4 Things People With Epilepsy Want You To Know
Epilepsy can intrude into anyone’s life, at any time. Millions of men, women and children battle this selfish and rather challenging condition every single day. All of us diagnosed are on the same journey with different stories to tell. Pages continuously being written of our challenges and victories. Our setbacks and comebacks.
There are quite a few issues that come up for women living with epilepsy, just like there are issues that men experience.
I was diagnosed with epilepsy almost a decade ago. Throughout my journey with epilepsy, I found it a bit of a task to find information on a comparison between the issues men and women face living with the condition.
Below are four things I would like you to know:
1. When we say “Everything’s fine.” it doesn’t always mean it’s fine.
In the most simplest of responses, we say that everything’s fine. Family, friends or even acquaintances ask us how we’re doing and we lay down this response. Why do we do this? Because we do what we can to shove down our emotions so that they don’t overflow. Pull down the mask over our face to hide our true feelings.
This may be because we feel as though we don’t want to burden others with our struggles or we want to appear as though we have the strength to endure the challenges in our lives. Truth be told, behind it all, it may not be as simple as portrayed.
Sometimes, it can even be an effort to admit our troubles to anyone…even ourselves. As a result, this only digs a deeper hole of negativity.
It’s worth it to break the chains of “I’m OK” in order to release how we’re really feeling. Whether it be the person that we’re speaking with who takes the extra step or we who decides to let the truth set us free.
2. We might dress up for that special occasion but our self-esteem is wearing sweats.
When I was first diagnosed with epilepsy, I became a slight introvert. Losing interest in going anywhere outside of the home. I avoided mirrors and it was PJ day every day. After a period of time, and with beautiful love and support of family and my spouse, I regained my self-esteem. Reminded that epilepsy doesn’t change the person that I am or turn a person ugly in any way. This isn’t always easy though. This mindset doesn’t happen overnight and it’s not always smooth sailing.
Quite frequently, I remind myself that though epilepsy is in my life, epilepsy has not changed the person that I am in any way. Well… allow me to rephrase that. It has empowered me, sure, but it has not devalued me in any way. This goes for each individual reading this right now. Remind yourself of this as often as you want and need. You are and always will be beautiful inside and out.

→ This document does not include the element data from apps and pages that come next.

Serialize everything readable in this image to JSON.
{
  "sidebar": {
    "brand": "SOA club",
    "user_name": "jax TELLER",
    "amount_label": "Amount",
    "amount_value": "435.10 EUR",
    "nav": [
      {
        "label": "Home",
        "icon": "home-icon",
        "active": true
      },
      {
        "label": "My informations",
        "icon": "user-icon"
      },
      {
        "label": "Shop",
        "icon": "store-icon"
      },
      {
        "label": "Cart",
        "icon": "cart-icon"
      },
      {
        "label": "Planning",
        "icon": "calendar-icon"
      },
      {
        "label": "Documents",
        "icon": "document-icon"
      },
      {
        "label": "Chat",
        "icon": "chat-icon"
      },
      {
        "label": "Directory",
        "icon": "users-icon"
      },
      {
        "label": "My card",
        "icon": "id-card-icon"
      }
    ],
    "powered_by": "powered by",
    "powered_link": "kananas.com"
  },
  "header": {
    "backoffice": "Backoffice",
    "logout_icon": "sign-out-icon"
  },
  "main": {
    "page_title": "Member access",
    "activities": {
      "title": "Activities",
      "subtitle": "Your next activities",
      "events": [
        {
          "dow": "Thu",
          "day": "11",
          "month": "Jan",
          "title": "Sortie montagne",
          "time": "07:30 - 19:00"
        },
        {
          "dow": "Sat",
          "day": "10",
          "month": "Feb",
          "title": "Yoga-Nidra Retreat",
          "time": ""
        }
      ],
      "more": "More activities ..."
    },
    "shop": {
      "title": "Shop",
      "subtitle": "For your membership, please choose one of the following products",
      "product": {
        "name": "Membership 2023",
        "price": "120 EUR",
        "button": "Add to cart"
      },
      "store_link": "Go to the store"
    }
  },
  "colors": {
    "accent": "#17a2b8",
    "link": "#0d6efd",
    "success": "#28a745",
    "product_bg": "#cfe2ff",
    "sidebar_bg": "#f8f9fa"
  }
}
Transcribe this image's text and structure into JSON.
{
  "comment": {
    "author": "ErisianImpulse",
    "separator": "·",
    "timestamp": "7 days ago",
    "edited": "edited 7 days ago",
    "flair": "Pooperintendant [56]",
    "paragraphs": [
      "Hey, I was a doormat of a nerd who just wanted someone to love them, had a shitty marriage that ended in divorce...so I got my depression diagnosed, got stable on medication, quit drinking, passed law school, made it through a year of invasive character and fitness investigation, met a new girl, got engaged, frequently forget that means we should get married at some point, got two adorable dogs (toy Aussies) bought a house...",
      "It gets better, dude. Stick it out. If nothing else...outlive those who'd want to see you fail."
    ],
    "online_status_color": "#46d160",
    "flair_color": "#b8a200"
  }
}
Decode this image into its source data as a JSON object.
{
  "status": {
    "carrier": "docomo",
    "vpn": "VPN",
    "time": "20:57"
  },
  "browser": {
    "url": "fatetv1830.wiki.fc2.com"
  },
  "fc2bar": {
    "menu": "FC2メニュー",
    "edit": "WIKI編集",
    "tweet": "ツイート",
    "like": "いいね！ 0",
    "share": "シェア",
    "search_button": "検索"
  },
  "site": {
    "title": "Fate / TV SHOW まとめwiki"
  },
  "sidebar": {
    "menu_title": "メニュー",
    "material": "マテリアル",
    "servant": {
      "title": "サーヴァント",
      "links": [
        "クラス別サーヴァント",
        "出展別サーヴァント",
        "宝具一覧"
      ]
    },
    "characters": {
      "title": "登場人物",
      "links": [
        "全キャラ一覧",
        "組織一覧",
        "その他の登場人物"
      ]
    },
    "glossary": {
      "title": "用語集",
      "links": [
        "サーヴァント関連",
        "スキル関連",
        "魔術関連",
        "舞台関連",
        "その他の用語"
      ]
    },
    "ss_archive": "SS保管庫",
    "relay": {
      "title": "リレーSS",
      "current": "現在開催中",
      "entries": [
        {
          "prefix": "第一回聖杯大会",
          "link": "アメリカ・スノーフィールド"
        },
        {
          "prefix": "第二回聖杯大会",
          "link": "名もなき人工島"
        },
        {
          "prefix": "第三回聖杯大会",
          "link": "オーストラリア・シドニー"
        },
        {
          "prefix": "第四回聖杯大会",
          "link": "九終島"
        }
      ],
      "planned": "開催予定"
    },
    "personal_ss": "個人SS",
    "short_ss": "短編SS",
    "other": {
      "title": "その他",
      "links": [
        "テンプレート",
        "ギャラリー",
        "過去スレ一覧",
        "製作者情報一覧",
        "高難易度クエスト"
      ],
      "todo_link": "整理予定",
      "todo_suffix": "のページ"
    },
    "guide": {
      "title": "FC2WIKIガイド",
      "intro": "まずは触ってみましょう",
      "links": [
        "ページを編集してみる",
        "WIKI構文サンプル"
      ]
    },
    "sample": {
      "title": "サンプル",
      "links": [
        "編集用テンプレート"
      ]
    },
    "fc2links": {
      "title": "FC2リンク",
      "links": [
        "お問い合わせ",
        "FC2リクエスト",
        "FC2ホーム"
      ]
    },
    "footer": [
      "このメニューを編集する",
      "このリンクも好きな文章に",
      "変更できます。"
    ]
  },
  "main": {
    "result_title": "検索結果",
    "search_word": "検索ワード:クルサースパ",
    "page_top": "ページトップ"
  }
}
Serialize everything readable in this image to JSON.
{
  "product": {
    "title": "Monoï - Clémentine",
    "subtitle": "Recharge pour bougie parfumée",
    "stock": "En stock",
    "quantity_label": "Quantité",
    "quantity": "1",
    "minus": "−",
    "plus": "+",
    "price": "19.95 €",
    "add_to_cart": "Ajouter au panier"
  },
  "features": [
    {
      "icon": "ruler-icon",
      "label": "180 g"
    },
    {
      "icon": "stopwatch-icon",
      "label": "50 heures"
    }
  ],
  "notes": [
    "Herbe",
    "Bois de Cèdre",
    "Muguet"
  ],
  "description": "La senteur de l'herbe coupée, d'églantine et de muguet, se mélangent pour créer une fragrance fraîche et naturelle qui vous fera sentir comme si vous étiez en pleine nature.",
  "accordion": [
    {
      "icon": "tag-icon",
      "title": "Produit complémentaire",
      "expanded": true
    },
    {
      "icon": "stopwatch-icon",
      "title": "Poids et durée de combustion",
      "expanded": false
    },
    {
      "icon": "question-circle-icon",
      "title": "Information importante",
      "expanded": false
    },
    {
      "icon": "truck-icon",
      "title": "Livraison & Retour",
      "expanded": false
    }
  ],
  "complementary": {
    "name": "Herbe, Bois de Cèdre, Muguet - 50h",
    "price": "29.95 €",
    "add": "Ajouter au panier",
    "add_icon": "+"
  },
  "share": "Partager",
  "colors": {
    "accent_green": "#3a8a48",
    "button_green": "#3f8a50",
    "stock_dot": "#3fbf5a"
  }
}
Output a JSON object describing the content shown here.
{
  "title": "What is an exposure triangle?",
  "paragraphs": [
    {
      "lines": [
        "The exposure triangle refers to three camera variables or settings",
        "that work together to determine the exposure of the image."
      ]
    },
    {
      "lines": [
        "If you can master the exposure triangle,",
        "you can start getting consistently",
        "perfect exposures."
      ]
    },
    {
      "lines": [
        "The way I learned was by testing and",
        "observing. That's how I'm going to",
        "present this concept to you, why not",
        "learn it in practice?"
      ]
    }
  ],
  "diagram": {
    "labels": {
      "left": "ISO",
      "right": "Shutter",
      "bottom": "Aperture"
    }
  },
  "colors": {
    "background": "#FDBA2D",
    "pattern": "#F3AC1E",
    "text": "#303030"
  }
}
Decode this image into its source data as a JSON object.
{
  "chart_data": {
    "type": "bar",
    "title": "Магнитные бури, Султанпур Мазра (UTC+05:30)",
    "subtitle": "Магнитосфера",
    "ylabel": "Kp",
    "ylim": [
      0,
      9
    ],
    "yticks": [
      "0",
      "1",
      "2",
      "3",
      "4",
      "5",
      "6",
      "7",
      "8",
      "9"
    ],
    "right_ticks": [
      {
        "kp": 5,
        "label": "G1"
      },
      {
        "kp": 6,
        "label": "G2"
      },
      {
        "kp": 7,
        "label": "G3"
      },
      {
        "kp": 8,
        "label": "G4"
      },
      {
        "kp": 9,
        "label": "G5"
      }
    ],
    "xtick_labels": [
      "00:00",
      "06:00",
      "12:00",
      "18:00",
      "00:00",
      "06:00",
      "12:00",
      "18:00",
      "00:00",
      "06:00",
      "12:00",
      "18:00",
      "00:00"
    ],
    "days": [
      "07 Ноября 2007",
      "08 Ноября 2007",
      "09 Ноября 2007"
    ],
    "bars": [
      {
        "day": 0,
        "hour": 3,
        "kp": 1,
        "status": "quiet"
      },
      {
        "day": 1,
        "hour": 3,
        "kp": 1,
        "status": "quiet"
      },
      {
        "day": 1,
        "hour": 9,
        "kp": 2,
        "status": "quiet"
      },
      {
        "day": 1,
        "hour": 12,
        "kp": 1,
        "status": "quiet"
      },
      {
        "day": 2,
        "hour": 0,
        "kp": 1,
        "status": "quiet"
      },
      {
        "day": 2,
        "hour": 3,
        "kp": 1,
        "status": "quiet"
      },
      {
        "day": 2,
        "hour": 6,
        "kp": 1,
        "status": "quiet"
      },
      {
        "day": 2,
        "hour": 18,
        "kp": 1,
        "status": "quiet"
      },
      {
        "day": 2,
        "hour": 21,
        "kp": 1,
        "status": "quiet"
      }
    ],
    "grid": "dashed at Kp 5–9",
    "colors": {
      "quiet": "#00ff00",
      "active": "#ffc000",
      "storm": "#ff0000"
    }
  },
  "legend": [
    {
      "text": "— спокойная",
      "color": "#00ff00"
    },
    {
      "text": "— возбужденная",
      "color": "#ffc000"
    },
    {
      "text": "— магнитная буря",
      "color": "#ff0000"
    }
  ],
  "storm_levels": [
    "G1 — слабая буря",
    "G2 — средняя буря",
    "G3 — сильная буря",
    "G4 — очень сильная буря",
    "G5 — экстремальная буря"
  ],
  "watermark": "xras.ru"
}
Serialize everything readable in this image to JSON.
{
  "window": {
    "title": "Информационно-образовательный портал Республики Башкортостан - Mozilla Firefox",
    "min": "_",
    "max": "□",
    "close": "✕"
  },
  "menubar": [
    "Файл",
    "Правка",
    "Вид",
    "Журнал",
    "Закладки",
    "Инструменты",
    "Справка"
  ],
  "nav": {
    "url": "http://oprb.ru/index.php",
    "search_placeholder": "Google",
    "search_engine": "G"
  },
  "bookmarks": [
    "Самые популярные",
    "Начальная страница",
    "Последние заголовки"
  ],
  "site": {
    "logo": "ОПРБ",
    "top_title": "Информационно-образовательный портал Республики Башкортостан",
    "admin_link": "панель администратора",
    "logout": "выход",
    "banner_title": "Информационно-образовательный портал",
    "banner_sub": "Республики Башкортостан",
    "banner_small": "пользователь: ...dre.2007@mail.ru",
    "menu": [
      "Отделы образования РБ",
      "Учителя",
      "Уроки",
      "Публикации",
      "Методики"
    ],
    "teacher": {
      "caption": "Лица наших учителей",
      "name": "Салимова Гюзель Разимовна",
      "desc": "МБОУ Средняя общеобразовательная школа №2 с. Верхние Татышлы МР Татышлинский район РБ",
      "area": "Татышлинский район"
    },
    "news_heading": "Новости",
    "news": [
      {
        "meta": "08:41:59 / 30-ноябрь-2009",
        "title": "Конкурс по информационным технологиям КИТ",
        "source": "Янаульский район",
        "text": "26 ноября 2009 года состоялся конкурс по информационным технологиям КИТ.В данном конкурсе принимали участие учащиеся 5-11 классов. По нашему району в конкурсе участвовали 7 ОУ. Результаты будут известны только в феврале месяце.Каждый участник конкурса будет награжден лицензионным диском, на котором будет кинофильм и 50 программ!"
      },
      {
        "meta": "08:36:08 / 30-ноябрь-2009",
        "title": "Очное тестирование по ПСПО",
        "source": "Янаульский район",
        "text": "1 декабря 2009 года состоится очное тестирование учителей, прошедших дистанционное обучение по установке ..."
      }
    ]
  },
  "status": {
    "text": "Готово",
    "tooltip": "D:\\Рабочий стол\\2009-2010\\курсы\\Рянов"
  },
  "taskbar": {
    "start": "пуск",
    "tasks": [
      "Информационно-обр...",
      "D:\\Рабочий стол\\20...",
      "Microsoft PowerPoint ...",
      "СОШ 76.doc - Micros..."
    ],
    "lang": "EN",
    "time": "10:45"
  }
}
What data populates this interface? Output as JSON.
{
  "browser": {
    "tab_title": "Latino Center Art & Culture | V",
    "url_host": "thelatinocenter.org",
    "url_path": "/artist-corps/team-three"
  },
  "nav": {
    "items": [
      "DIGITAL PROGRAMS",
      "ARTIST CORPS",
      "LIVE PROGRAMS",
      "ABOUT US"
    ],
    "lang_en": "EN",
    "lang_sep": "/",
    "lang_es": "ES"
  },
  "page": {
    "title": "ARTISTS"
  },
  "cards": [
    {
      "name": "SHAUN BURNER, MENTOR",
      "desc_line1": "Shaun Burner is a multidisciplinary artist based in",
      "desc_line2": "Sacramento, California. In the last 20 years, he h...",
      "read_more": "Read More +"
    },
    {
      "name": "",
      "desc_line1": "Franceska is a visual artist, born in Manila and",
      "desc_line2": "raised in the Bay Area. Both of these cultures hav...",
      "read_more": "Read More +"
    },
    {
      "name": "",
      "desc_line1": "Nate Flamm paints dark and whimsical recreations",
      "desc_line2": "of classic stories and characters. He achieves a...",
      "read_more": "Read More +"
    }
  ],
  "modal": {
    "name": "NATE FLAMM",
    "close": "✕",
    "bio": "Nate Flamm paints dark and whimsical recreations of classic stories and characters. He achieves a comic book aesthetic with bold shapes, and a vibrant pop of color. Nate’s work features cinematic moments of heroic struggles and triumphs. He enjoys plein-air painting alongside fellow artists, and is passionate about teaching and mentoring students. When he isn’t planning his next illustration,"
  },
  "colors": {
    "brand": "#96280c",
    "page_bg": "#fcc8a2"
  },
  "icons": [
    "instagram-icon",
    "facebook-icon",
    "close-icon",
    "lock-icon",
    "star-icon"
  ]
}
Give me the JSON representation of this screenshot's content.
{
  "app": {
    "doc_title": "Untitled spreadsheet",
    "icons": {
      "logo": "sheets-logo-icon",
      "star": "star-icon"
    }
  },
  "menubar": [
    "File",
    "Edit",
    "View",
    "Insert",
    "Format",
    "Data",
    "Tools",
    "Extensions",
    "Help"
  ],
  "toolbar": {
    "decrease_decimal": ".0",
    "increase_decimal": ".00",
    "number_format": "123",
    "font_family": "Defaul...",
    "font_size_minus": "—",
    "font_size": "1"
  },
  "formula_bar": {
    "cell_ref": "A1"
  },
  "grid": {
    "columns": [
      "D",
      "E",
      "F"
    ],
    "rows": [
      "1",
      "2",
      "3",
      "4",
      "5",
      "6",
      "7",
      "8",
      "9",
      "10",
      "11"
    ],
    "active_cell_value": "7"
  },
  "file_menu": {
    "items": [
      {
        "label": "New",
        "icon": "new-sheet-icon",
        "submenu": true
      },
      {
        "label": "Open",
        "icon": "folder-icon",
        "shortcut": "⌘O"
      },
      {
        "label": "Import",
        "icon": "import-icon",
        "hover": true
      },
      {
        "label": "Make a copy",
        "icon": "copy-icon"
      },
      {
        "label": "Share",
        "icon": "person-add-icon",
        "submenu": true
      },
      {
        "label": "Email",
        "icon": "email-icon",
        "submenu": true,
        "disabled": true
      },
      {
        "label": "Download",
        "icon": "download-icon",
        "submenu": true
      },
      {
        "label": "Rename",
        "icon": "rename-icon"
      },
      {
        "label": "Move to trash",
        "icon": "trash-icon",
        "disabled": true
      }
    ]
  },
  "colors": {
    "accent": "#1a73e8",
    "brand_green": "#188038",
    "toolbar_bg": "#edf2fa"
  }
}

3. If you have epilepsy, you can be a spouse too.
Although an epilepsy diagnosis requires us to set aside a few tasks and mind a few activities for the betterment of our health, this does not revoke our role as a loving, caring spouse. We can care for our spouses in many wonderful ways, even so.
I am a stay-at-home wife about to celebrate a decade of marriage. When one partner has epilepsy, it’s not easy for either partner. Open communication and stepping into one anothers’ shoes has been medicinal along the way. Living with epilepsy is not just about caring for ourselves it’s about caring for the one who most cares for us too.
Caring for my spouse though I have epilepsy fills my heart with joy and floods me with self-esteem to know that I can still accomplish certain tasks.
Living with epilepsy doesn’t decrease our worth as a spouse. It increases our ability to become even stronger through the challenge.
4. It’s time to take medication. Please don’t med-shame.
There is a shadow that blankets epilepsy, several other chronic illnesses and those who take medications for their conditions still to this very day. Awareness is needed like a hot flower needs a rain shower.
No one should feel as though they need to run and seclude themselves in order to take their medication(s) to avoid judgmental glares and med-shames. The cell phone alarm goes off and so does the flicker of panic to find a place where no one can see you pour your medication in your hand and down the hatch.
In the beginning of my diagnosis, I did this. Why? For this very reason. I would receive stares and glares from strangers as though questioning “Is she a drug addict?”, “Another druggie popping pills again.”. Now, I can’t read minds, no, but an expression can sometimes say a lot or at least be easily misinterpreted. The eyes have a language all of their own.
After a time, I gave up hiding (come medication-time). I gave up secluding myself. I would not be captured by embarrassment or self-consciousness due to my epilepsy. In addition, if need be, it would make for a great conversation-starter to raise awareness and shatter stigma.
For those of us living with a chronic illness, it’s even tougher because we have a few limitations. It simply takes more energy to walk against the wind.
So when you see someone living with epilepsy or any sort of chronic illness, remember, living life along with these challenges takes a bit more strength, but getting out of bed each morning to take on the day is the strength that counts.
Would you add anything to this list? Share in the comments section below!
I needed to hear #3. Thanks. My husband and I will be celebrating 14 years of marriage this Spring. Sometimes I feel more like a patient than a wife. We need to feel needed and wanted. I would love to be a wife and a mom but as it turns out I am a wife and a patient and that is okay, too.
This is beautiful and informative. Keep up the good work. We hear you.